Changing a broken jewel

Discussion in 'Other Watch Brands' started by Archer, Jun 1, 2011.

  1. SSD

    SSD

    Premium Member
    Joined:
    Jun 23, 2008
    Points:
    5,274
    Posts:
    4,931
    Likes:
    0
    That is quite interesting Al, I enjoyed the pics a lot. I didn't know there were other colors available...
  2. Archer

    Archer

    Silver Member
    Joined:
    Mar 15, 2011
    Points:
    38
    Posts:
    3,316
    Likes:
    2
    Most jewels are red, but colourless jewels are also quite common. Blue is pretty rare, but I've seen a few others in addition to the one on the Zenith.

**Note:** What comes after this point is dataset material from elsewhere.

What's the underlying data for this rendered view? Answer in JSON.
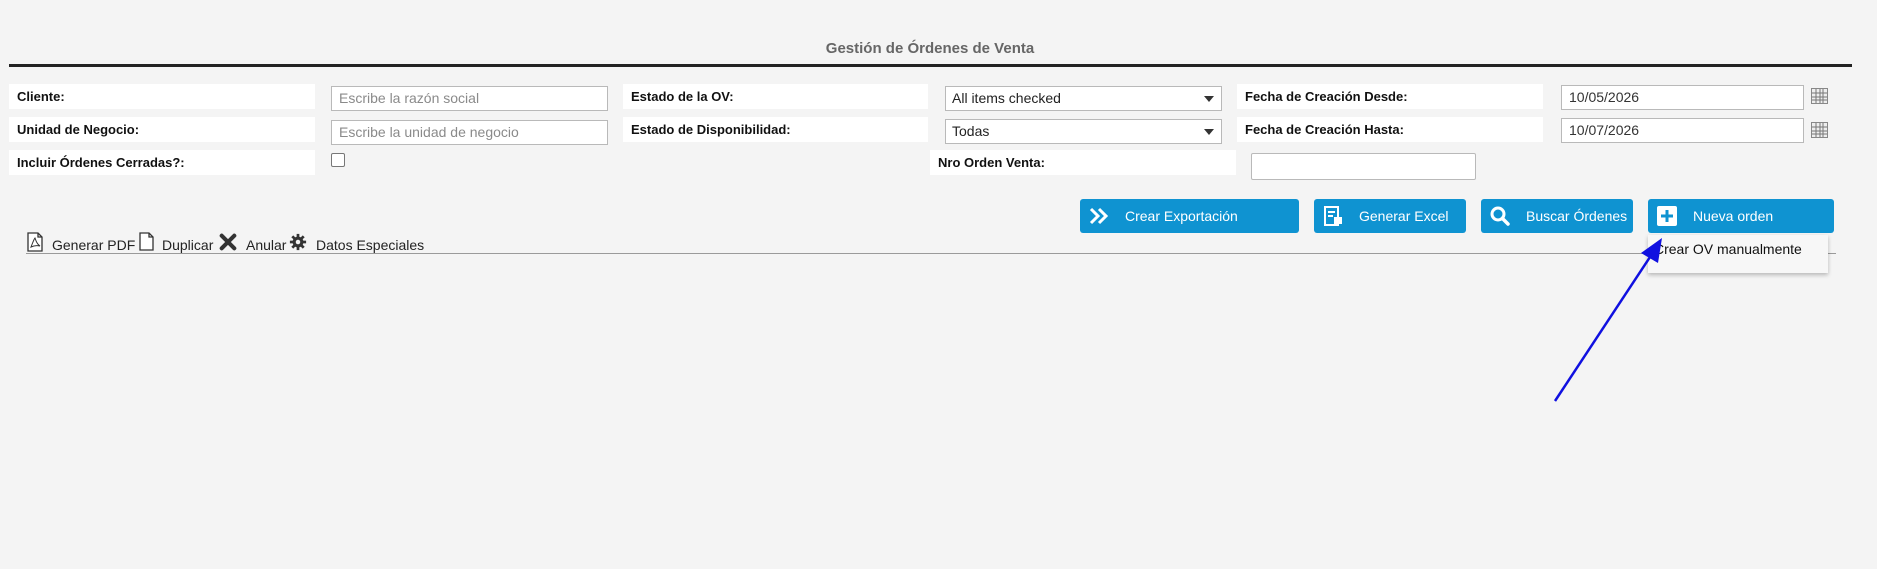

    Most jewels are synthetic ruby but there are a few cases on some old pocket watches where they use a diamond for the cap jewel on the balance - this is on the higher grade watches.

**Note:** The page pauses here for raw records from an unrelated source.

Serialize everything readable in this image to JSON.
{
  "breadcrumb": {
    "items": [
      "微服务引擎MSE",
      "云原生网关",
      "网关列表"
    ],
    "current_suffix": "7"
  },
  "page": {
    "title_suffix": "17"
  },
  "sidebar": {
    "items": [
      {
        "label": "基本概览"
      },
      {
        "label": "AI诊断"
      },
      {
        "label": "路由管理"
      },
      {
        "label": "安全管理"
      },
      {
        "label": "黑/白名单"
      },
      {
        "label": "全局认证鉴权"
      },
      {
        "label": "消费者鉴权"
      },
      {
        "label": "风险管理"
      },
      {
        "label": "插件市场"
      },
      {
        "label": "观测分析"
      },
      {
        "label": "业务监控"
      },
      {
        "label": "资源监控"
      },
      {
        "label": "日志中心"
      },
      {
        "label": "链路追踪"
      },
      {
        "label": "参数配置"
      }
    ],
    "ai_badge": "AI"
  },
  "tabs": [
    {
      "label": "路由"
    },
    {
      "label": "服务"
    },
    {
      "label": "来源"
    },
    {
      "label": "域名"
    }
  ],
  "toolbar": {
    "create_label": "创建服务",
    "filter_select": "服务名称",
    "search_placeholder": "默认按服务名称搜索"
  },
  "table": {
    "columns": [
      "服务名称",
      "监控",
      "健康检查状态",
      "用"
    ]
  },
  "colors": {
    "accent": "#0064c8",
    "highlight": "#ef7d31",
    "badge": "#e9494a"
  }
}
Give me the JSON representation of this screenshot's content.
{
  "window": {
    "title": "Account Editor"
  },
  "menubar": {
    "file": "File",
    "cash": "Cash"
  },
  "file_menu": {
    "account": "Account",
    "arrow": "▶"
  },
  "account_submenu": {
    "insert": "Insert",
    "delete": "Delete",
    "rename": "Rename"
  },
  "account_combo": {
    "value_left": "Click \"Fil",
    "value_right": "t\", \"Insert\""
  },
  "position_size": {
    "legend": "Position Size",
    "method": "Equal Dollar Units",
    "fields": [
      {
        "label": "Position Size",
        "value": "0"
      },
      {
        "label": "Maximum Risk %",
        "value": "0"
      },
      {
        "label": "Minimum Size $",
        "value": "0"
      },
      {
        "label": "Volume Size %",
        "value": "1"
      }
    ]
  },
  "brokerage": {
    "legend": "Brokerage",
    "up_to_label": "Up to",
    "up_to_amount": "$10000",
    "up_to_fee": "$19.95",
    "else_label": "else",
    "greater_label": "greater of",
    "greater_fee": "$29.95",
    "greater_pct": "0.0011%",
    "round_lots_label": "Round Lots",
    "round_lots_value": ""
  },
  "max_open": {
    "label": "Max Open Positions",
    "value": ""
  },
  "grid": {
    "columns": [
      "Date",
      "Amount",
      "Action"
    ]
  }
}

    For old pocket watches (Waltham, Hamilton, Elgin, etc.) one of the challenges when replacing a jewel is matching the colour properly. I have a decent stock of old rubbed in jewels, and they tend to be much more variable in how red they are than modern jewels are. These older jewels range from almost colourless, through light pink, then right to deep red. Modern jewels are usually very uniform deep red. If you are doing a proper repair on a vintage pocket watch or wrist watch, and the company has gone to the trouble to match all the jewels, then you want to do the same when you replace one.

    Cheers, Al
  3. Kordaat

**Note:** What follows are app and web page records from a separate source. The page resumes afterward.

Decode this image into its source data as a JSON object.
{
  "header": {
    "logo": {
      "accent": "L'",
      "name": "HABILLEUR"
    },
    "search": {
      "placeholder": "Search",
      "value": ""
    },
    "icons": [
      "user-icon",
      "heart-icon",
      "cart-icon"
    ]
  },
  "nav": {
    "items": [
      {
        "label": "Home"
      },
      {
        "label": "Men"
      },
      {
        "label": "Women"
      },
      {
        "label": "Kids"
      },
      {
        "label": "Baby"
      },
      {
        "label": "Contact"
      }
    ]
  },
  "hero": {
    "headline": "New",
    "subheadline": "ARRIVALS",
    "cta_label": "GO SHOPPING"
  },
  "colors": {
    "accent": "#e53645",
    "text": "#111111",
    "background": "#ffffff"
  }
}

    Kordaat

    TKF Newbie
    Joined:
    Sep 9, 2017
    Points:
    0
    Posts:
    1
    Likes:
    0
    Life long learning (especially with watches)


    Verzonden vanaf mijn iPhone met Tapatalk